**Brief**
Copy every line of the data below exactly as given, except for the pictures.

**Records shown**
——————
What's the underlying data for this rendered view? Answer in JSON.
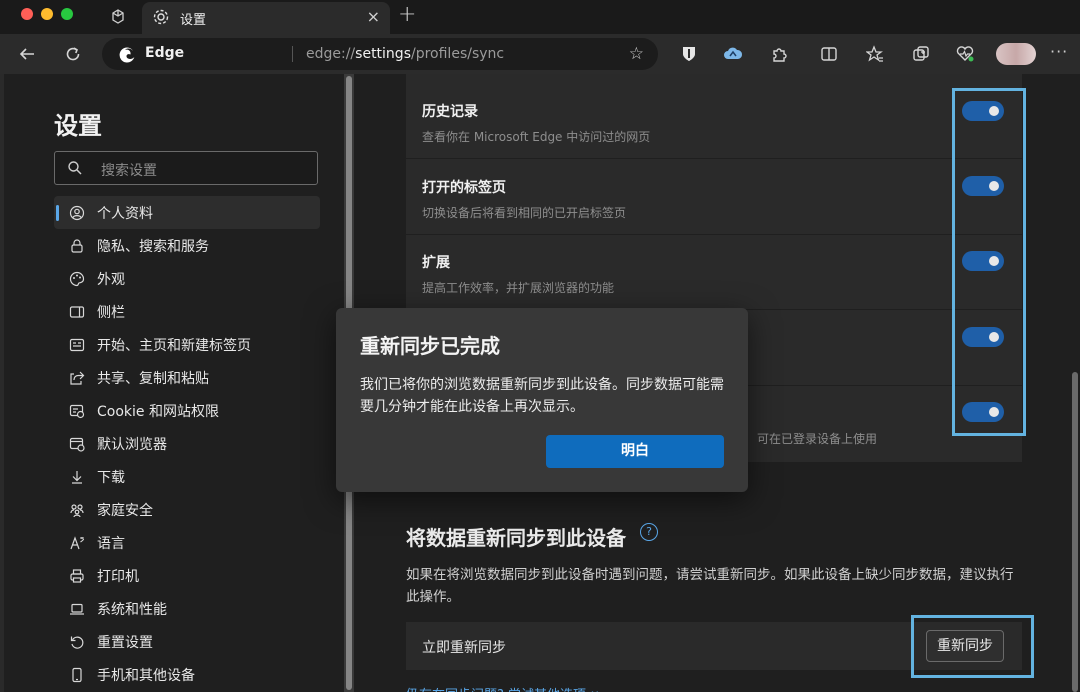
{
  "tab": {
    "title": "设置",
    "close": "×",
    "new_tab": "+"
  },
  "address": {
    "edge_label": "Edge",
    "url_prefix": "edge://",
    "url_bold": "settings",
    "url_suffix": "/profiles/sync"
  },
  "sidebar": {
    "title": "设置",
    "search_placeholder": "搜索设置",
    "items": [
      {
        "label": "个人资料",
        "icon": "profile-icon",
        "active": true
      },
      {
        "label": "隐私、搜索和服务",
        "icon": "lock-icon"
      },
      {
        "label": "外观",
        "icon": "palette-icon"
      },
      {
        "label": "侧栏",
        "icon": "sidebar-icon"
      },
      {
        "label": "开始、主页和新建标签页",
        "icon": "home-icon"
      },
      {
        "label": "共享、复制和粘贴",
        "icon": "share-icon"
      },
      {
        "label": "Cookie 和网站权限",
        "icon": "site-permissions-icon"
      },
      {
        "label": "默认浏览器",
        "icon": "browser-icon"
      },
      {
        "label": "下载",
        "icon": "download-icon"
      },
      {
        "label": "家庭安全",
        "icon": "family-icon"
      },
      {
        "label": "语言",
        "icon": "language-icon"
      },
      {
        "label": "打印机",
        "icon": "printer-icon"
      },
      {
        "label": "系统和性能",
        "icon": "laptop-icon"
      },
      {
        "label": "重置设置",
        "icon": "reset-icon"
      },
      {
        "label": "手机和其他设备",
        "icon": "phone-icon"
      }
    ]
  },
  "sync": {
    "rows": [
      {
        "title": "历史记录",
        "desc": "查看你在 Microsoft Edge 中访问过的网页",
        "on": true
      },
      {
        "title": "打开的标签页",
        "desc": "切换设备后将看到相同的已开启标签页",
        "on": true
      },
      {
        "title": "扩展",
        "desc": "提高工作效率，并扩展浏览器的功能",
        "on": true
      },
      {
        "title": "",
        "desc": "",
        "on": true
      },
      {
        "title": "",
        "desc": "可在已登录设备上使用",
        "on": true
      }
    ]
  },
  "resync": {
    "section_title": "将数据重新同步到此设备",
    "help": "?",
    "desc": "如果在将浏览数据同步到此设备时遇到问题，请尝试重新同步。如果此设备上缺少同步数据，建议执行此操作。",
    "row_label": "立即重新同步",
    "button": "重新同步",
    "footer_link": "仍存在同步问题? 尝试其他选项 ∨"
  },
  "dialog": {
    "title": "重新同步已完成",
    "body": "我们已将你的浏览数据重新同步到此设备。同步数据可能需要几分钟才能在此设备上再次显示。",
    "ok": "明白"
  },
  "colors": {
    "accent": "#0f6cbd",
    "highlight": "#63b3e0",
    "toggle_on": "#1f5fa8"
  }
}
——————
**Expected answer**
What's the underlying data for this rendered view? Answer in JSON.
{
  "tab": {
    "title": "设置",
    "close": "×",
    "new_tab": "+"
  },
  "address": {
    "edge_label": "Edge",
    "url_prefix": "edge://",
    "url_bold": "settings",
    "url_suffix": "/profiles/sync"
  },
  "sidebar": {
    "title": "设置",
    "search_placeholder": "搜索设置",
    "items": [
      {
        "label": "个人资料",
        "icon": "profile-icon",
        "active": true
      },
      {
        "label": "隐私、搜索和服务",
        "icon": "lock-icon"
      },
      {
        "label": "外观",
        "icon": "palette-icon"
      },
      {
        "label": "侧栏",
        "icon": "sidebar-icon"
      },
      {
        "label": "开始、主页和新建标签页",
        "icon": "home-icon"
      },
      {
        "label": "共享、复制和粘贴",
        "icon": "share-icon"
      },
      {
        "label": "Cookie 和网站权限",
        "icon": "site-permissions-icon"
      },
      {
        "label": "默认浏览器",
        "icon": "browser-icon"
      },
      {
        "label": "下载",
        "icon": "download-icon"
      },
      {
        "label": "家庭安全",
        "icon": "family-icon"
      },
      {
        "label": "语言",
        "icon": "language-icon"
      },
      {
        "label": "打印机",
        "icon": "printer-icon"
      },
      {
        "label": "系统和性能",
        "icon": "laptop-icon"
      },
      {
        "label": "重置设置",
        "icon": "reset-icon"
      },
      {
        "label": "手机和其他设备",
        "icon": "phone-icon"
      }
    ]
  },
  "sync": {
    "rows": [
      {
        "title": "历史记录",
        "desc": "查看你在 Microsoft Edge 中访问过的网页",
        "on": true
      },
      {
        "title": "打开的标签页",
        "desc": "切换设备后将看到相同的已开启标签页",
        "on": true
      },
      {
        "title": "扩展",
        "desc": "提高工作效率，并扩展浏览器的功能",
        "on": true
      },
      {
        "title": "",
        "desc": "",
        "on": true
      },
      {
        "title": "",
        "desc": "可在已登录设备上使用",
        "on": true
      }
    ]
  },
  "resync": {
    "section_title": "将数据重新同步到此设备",
    "help": "?",
    "desc": "如果在将浏览数据同步到此设备时遇到问题，请尝试重新同步。如果此设备上缺少同步数据，建议执行此操作。",
    "row_label": "立即重新同步",
    "button": "重新同步",
    "footer_link": "仍存在同步问题? 尝试其他选项 ∨"
  },
  "dialog": {
    "title": "重新同步已完成",
    "body": "我们已将你的浏览数据重新同步到此设备。同步数据可能需要几分钟才能在此设备上再次显示。",
    "ok": "明白"
  },
  "colors": {
    "accent": "#0f6cbd",
    "highlight": "#63b3e0",
    "toggle_on": "#1f5fa8"
  }
}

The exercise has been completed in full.